[Collected data]
══════

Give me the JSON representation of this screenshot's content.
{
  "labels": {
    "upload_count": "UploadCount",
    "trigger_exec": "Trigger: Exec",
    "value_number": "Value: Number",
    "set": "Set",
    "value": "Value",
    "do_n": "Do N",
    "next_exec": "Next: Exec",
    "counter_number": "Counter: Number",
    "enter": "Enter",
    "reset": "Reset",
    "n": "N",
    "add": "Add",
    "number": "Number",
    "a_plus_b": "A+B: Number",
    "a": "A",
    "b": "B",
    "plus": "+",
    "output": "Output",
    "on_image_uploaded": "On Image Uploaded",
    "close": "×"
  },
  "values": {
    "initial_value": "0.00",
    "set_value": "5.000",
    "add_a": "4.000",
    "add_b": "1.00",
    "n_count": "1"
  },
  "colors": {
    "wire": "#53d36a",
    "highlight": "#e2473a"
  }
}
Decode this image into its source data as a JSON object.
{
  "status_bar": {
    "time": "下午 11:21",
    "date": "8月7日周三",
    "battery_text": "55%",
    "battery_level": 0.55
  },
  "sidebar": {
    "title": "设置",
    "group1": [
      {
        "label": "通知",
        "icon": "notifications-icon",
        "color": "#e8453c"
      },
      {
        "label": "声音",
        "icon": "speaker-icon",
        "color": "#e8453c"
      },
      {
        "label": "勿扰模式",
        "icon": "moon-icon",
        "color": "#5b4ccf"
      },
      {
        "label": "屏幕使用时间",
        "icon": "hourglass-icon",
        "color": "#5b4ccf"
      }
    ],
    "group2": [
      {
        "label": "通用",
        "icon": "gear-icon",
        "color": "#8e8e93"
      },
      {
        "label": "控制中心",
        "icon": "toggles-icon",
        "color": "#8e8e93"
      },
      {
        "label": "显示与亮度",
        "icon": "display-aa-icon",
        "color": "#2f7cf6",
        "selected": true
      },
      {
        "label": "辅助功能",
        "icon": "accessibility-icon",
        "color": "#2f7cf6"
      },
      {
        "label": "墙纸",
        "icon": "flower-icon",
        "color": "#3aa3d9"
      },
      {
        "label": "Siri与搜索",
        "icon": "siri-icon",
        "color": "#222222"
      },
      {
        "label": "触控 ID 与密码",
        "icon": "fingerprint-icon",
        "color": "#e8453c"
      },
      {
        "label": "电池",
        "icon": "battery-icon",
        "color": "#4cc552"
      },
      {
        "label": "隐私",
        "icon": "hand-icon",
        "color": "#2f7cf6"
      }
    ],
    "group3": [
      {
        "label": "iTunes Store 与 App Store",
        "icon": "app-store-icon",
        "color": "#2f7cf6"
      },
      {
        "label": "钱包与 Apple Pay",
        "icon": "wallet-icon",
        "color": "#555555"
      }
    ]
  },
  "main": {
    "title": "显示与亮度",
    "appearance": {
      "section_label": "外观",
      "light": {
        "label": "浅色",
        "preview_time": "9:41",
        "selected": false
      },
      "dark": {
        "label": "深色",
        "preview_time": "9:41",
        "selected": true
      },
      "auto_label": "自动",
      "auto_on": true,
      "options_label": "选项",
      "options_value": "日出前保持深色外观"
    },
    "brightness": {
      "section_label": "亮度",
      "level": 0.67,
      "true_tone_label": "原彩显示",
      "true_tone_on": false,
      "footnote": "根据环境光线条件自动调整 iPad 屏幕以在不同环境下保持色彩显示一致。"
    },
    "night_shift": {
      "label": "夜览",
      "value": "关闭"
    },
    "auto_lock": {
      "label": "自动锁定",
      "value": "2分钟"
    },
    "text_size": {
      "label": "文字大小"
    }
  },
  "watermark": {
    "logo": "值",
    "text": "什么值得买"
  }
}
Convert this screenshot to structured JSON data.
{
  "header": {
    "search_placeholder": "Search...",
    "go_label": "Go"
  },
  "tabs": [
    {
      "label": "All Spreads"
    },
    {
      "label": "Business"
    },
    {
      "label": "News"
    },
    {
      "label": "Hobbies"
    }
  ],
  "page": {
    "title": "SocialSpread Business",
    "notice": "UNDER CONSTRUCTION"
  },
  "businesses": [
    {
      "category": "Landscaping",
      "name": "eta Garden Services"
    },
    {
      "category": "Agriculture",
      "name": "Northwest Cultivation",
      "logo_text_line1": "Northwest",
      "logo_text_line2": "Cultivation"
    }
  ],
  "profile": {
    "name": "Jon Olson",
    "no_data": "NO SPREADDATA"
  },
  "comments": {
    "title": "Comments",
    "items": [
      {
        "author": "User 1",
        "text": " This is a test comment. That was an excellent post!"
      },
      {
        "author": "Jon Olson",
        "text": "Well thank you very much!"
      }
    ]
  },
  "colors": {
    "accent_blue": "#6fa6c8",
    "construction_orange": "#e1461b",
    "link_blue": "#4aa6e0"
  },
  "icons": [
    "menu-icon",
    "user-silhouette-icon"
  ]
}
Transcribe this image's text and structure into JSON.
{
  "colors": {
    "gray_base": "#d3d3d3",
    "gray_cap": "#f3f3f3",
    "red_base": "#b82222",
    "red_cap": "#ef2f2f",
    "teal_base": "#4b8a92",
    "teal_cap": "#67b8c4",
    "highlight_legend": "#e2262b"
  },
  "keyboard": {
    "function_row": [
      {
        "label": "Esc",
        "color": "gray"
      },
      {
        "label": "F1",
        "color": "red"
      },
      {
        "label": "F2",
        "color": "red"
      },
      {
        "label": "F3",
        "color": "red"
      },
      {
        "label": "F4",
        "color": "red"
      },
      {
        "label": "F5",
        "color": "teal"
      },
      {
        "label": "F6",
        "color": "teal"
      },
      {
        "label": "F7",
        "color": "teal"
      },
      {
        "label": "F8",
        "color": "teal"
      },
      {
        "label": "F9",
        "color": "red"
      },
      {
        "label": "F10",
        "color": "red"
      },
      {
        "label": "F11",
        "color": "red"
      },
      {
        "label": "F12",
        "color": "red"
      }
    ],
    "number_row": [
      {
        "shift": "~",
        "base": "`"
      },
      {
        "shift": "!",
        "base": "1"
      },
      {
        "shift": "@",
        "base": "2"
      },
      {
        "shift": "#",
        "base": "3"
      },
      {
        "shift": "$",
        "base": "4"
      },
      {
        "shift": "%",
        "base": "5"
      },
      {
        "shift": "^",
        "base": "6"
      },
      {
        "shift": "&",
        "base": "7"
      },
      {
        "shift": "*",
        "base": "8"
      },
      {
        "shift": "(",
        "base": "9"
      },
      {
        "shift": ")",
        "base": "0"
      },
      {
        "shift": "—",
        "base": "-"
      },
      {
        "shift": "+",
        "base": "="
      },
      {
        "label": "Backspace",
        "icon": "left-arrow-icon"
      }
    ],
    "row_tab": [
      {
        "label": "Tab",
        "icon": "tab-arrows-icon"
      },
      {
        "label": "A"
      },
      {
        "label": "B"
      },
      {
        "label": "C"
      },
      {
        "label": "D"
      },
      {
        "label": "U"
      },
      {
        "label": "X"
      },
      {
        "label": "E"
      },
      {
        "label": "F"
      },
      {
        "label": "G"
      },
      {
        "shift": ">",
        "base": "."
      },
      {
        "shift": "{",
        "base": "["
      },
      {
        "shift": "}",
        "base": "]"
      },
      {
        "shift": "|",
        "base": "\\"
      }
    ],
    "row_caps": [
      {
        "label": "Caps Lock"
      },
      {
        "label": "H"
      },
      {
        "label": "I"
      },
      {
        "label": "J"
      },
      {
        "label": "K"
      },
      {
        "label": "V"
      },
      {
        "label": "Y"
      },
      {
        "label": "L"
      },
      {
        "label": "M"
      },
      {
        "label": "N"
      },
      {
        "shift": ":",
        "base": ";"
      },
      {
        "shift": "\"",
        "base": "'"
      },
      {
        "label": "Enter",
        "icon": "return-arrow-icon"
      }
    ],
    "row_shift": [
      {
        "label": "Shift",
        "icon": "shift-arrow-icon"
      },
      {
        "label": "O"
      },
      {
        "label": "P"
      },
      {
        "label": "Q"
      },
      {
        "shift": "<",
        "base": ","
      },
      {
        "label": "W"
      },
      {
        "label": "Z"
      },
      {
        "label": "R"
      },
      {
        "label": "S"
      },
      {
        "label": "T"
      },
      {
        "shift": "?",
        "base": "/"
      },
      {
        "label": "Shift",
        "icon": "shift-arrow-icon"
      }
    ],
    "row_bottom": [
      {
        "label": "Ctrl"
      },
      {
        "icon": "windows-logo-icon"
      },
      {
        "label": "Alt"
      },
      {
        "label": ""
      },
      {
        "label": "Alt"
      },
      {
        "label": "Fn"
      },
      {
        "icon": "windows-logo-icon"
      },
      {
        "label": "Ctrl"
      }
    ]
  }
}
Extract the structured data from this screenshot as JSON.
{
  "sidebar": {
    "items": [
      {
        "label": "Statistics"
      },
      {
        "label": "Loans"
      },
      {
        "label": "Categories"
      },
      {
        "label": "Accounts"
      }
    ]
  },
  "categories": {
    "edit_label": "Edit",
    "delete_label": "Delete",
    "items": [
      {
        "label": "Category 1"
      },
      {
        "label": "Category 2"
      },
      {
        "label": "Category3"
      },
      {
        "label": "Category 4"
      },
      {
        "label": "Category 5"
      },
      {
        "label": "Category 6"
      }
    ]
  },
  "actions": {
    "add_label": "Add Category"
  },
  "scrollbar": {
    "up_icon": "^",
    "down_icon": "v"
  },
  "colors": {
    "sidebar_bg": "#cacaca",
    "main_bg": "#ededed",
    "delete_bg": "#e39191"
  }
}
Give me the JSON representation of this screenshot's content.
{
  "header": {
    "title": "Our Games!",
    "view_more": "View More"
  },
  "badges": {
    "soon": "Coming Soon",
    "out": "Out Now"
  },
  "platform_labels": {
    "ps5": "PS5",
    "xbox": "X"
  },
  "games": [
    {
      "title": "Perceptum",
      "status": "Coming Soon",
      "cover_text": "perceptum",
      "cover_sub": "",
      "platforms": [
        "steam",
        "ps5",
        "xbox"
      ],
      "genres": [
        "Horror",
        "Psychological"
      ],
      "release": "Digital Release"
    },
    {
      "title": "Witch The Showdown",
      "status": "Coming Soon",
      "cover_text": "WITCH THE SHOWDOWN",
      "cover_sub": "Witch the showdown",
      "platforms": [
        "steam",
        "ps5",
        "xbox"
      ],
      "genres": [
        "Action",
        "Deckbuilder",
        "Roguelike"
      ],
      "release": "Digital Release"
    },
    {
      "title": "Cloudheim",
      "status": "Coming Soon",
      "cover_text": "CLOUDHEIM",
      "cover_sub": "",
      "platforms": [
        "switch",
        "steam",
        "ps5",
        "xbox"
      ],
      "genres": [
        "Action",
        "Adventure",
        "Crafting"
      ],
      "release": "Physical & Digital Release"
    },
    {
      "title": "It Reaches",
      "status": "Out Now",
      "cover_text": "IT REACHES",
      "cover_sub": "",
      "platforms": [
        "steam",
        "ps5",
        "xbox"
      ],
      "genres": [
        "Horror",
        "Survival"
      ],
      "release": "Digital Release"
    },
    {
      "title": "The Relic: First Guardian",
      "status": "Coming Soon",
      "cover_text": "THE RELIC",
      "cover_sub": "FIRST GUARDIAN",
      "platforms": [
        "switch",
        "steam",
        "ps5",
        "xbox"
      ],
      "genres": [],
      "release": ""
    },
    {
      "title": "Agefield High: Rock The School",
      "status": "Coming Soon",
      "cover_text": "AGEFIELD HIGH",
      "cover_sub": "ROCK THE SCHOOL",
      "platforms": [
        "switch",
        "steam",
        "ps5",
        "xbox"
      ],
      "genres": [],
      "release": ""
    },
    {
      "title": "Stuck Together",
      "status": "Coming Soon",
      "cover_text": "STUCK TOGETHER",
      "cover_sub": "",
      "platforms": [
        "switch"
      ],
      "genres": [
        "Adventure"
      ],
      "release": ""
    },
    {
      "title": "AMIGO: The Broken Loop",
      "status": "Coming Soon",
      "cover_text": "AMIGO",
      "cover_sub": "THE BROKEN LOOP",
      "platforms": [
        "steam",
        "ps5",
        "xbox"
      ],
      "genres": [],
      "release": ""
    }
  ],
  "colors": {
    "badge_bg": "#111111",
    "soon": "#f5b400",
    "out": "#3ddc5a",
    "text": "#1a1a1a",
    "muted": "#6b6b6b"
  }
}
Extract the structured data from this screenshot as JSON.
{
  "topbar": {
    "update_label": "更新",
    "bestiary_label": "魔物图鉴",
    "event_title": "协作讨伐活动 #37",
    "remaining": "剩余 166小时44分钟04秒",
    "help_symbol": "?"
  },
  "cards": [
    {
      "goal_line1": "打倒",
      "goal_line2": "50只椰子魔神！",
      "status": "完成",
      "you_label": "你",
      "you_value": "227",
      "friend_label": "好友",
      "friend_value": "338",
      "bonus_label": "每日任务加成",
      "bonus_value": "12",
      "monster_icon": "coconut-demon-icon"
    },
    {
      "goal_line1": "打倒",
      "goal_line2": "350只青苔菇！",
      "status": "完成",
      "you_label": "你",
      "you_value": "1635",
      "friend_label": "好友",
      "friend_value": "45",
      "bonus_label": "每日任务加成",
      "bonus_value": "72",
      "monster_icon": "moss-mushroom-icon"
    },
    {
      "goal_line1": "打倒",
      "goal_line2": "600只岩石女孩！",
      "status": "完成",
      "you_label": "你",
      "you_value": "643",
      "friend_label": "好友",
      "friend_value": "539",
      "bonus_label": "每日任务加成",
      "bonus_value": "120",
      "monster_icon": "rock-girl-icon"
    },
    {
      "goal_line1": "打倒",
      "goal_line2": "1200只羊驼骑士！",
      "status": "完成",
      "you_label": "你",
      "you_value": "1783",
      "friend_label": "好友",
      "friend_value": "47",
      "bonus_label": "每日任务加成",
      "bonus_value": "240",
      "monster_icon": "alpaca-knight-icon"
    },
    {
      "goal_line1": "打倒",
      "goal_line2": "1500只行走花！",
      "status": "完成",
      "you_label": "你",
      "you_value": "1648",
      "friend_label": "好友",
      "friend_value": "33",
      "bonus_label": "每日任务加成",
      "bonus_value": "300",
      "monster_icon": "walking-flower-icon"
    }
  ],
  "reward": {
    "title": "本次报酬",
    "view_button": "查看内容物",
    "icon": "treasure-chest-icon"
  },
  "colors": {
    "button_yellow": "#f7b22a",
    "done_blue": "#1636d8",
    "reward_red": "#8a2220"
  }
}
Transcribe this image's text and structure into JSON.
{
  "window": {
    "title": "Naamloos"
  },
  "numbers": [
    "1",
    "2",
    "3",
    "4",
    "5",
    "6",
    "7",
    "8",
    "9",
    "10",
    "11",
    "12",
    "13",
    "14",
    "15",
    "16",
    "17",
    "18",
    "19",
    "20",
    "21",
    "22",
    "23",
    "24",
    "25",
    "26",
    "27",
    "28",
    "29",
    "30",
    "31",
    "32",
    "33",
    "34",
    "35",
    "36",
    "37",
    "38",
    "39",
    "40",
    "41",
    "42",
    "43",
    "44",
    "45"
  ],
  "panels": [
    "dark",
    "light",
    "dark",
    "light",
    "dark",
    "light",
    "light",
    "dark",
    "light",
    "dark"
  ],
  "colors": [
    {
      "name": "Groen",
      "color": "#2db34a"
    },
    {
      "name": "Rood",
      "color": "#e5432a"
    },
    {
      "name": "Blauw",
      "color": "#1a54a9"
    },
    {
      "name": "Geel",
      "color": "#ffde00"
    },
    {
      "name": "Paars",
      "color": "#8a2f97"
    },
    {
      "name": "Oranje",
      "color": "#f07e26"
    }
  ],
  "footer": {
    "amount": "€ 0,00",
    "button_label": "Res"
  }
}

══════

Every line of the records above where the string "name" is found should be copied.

> [Written answer]
      "name": "eta Garden Services"
      "name": "Northwest Cultivation",
    "name": "Jon Olson",
      "name": "Groen",
      "name": "Rood",
      "name": "Blauw",
      "name": "Geel",
      "name": "Paars",
      "name": "Oranje",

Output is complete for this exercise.